The cavalry were coming, or—raised as they were on Karl May—they’d more likely imagine themselves Aryan elves of the plains, Rhineland braves with bellies like six-packs of strudel.
Coming to lead their band of Lithuanian Lakota against the godless yellowstars, locals happy to have the excuse for an anti-Semitic whoop-up.
Besides, if a boychik cowpoke was going to ride off in quest of new life, who else to bring but his mama?
But first, before he even retrieved this mama, we must go back nearly twenty years and speak of the family jewels because, in the end, that’s where all roads begin.
WINNER OF THE 2021 CANADIAN JEWISH LITERARY AWARD FOR FICTION
“[A] boundary-pushing [and] . . . very funny book. . . . There are few voices in Canadian writing as original as Barwin’s.” —Toronto Star
“[Gary Barwin] proves again why he’s one of the most distinct voices in Canadian lit.” —The Globe and Mail
“[D]arkly humorous and affecting . . . the fantastic one-liners deepen the poignancy of the horrors. This inventive, madcap novel is a stunning testament to Jewish humor and survival.” —Publishers Weekly
“Barwin is a talented and prolific artist . . . and this novel showcases his signature style and strengths: acrobatic language bursting with puns, rhyme, alliteration and all manner of wordplay, madcap escapades, and a sprinkle of slapstick. . . . This wildly inventive novel plays by its own rules. In Barwin’s world, imagination is freedom, and comedy, courage.” —Quill & Quire
“This is a novel steeped in history and truths—and ingenuity. . . . An adventure story set in horrific times, this novel manages to be darkly funny and packed with wisdom.” —The Globe and Mail
"Barwin's second novel deserves the same attention as his first; it takes risks with an even more ambitious premise, is filled with delightful wordplay and poetic language and, like Yiddish for Pirates, there is simply not anything else out there quite like it.” —Winnipeg Free Press
“A fierce and funny horse ride through hell, told with brio.” —Yann Martel, author of Life of Pi
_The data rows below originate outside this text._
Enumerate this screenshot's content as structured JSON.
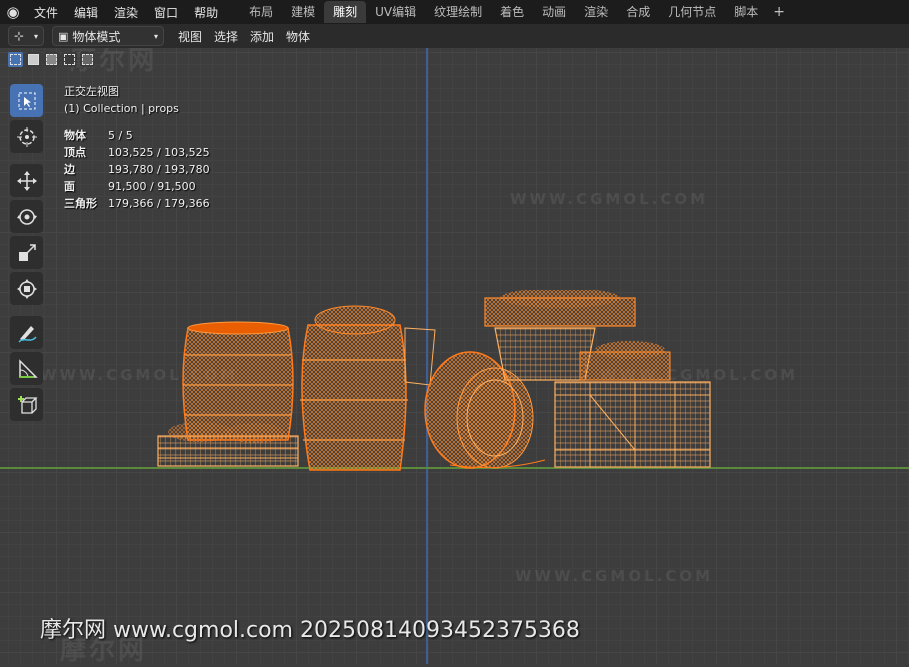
{
  "topbar": {
    "logo_icon": "blender-logo-icon",
    "menus": [
      "文件",
      "编辑",
      "渲染",
      "窗口",
      "帮助"
    ],
    "workspaces": [
      "布局",
      "建模",
      "雕刻",
      "UV编辑",
      "纹理绘制",
      "着色",
      "动画",
      "渲染",
      "合成",
      "几何节点",
      "脚本"
    ],
    "active_workspace": "雕刻",
    "add_label": "+"
  },
  "header": {
    "mode": "物体模式",
    "menus": [
      "视图",
      "选择",
      "添加",
      "物体"
    ]
  },
  "overlay": {
    "view_name": "正交左视图",
    "collection": "(1) Collection | props",
    "stats": [
      {
        "label": "物体",
        "value": "5 / 5"
      },
      {
        "label": "顶点",
        "value": "103,525 / 103,525"
      },
      {
        "label": "边",
        "value": "193,780 / 193,780"
      },
      {
        "label": "面",
        "value": "91,500 / 91,500"
      },
      {
        "label": "三角形",
        "value": "179,366 / 179,366"
      }
    ]
  },
  "toolbar": {
    "tools": [
      "select-box-icon",
      "cursor-icon",
      "move-icon",
      "rotate-icon",
      "scale-icon",
      "transform-icon",
      "annotate-icon",
      "measure-icon",
      "add-cube-icon"
    ]
  },
  "colors": {
    "wire": "#ff7a1a",
    "wire_dark": "#e85e00",
    "accent": "#4772b3"
  },
  "watermark": {
    "footer": "摩尔网 www.cgmol.com 20250814093452375368",
    "logo_text": "摩尔网",
    "site": "WWW.CGMOL.COM"
  }
}
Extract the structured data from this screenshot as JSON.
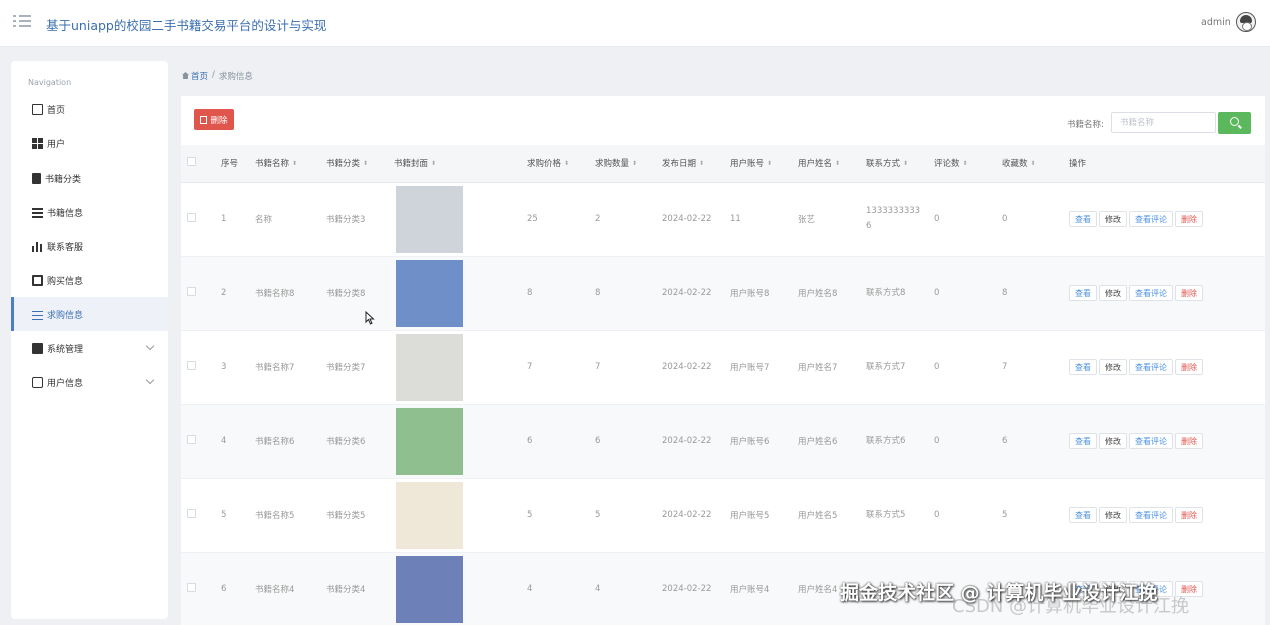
{
  "header": {
    "title": "基于uniapp的校园二手书籍交易平台的设计与实现",
    "user": "admin"
  },
  "sidebar": {
    "heading": "Navigation",
    "items": [
      {
        "label": "首页",
        "icon": "home-icon"
      },
      {
        "label": "用户",
        "icon": "grid-icon"
      },
      {
        "label": "书籍分类",
        "icon": "book-icon"
      },
      {
        "label": "书籍信息",
        "icon": "list-icon"
      },
      {
        "label": "联系客服",
        "icon": "bar-chart-icon"
      },
      {
        "label": "购买信息",
        "icon": "cart-icon"
      },
      {
        "label": "求购信息",
        "icon": "sliders-icon",
        "active": true
      },
      {
        "label": "系统管理",
        "icon": "chart-icon",
        "expandable": true
      },
      {
        "label": "用户信息",
        "icon": "card-icon",
        "expandable": true
      }
    ]
  },
  "breadcrumb": {
    "home": "首页",
    "separator": "/",
    "current": "求购信息"
  },
  "toolbar": {
    "delete_label": "删除",
    "search_label": "书籍名称:",
    "search_placeholder": "书籍名称"
  },
  "table": {
    "headers": [
      "序号",
      "书籍名称",
      "书籍分类",
      "书籍封面",
      "求购价格",
      "求购数量",
      "发布日期",
      "用户账号",
      "用户姓名",
      "联系方式",
      "评论数",
      "收藏数",
      "操作"
    ],
    "actions": {
      "view": "查看",
      "edit": "修改",
      "comments": "查看评论",
      "delete": "删除"
    },
    "rows": [
      {
        "no": "1",
        "name": "名称",
        "category": "书籍分类3",
        "price": "25",
        "qty": "2",
        "date": "2024-02-22",
        "account": "11",
        "username": "张艺",
        "contact": "13333333336",
        "comments": "0",
        "favorites": "0",
        "cover": "#cfd3da"
      },
      {
        "no": "2",
        "name": "书籍名称8",
        "category": "书籍分类8",
        "price": "8",
        "qty": "8",
        "date": "2024-02-22",
        "account": "用户账号8",
        "username": "用户姓名8",
        "contact": "联系方式8",
        "comments": "0",
        "favorites": "8",
        "cover": "#6f8fc9"
      },
      {
        "no": "3",
        "name": "书籍名称7",
        "category": "书籍分类7",
        "price": "7",
        "qty": "7",
        "date": "2024-02-22",
        "account": "用户账号7",
        "username": "用户姓名7",
        "contact": "联系方式7",
        "comments": "0",
        "favorites": "7",
        "cover": "#dcdcd8"
      },
      {
        "no": "4",
        "name": "书籍名称6",
        "category": "书籍分类6",
        "price": "6",
        "qty": "6",
        "date": "2024-02-22",
        "account": "用户账号6",
        "username": "用户姓名6",
        "contact": "联系方式6",
        "comments": "0",
        "favorites": "6",
        "cover": "#8fbf8f"
      },
      {
        "no": "5",
        "name": "书籍名称5",
        "category": "书籍分类5",
        "price": "5",
        "qty": "5",
        "date": "2024-02-22",
        "account": "用户账号5",
        "username": "用户姓名5",
        "contact": "联系方式5",
        "comments": "0",
        "favorites": "5",
        "cover": "#efe8d8"
      },
      {
        "no": "6",
        "name": "书籍名称4",
        "category": "书籍分类4",
        "price": "4",
        "qty": "4",
        "date": "2024-02-22",
        "account": "用户账号4",
        "username": "用户姓名4",
        "contact": "",
        "comments": "",
        "favorites": "",
        "cover": "#6d80b8"
      }
    ]
  },
  "watermark": {
    "main": "掘金技术社区 @ 计算机毕业设计江挽",
    "ghost": "CSDN @计算机毕业设计江挽"
  }
}
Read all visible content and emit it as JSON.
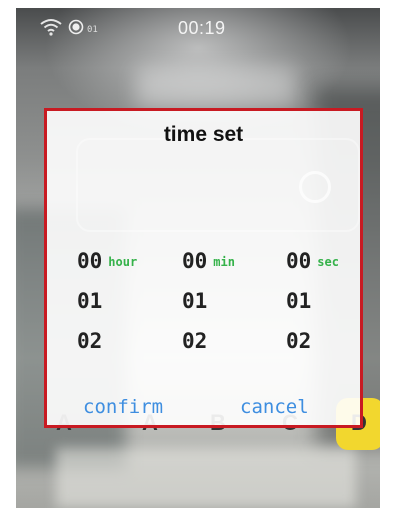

“A hilarious and life-affirming adventure, equal parts Sound of Music, Blazing Saddles and matzo ball soup. This is Barwin’s tallest and deepest tale yet, a crackers modern Western that meditates (as it moseys) on compassion, kinship and the absurdity of atrocity.” —Sean Michaels, author of The Wagers
“This is the most wildly inventive novel I have read in decades, and Gary Barwin is the enormously talented wordsmith who has pulled it off! It begins in the nightmare of the Holocaust in Nazi-occupied Lithuania and travels across Europe and North America examining the plight both of Jews and Indigenous peoples. And through it all we find jokes based on cowboy themes. Jokes! What are jokes doing among these calamities? Displacing the horror, easing the way, making the tragedies, if not bearable, at least something one can talk about without incessant weeping in a world haunted by the past.” —Antanas Sileika, author of Provision Yours
Other titles by Gary Barwin
Laurier Poetry Pack #5
Laurier Poetry Pack #4
Wilfrid Laurier University Press
For It Is a Pleasure and a Surprise to Breathe
New and Selected Poems
No TV for Woodpeckers
I, Dr. Greenblatt, Orthodontist, 251-1457
Yiddish for Pirates
Selected and New Poetry of Paul Dutton
Moon Baboon Canoe
The Imaginary Kafka Parables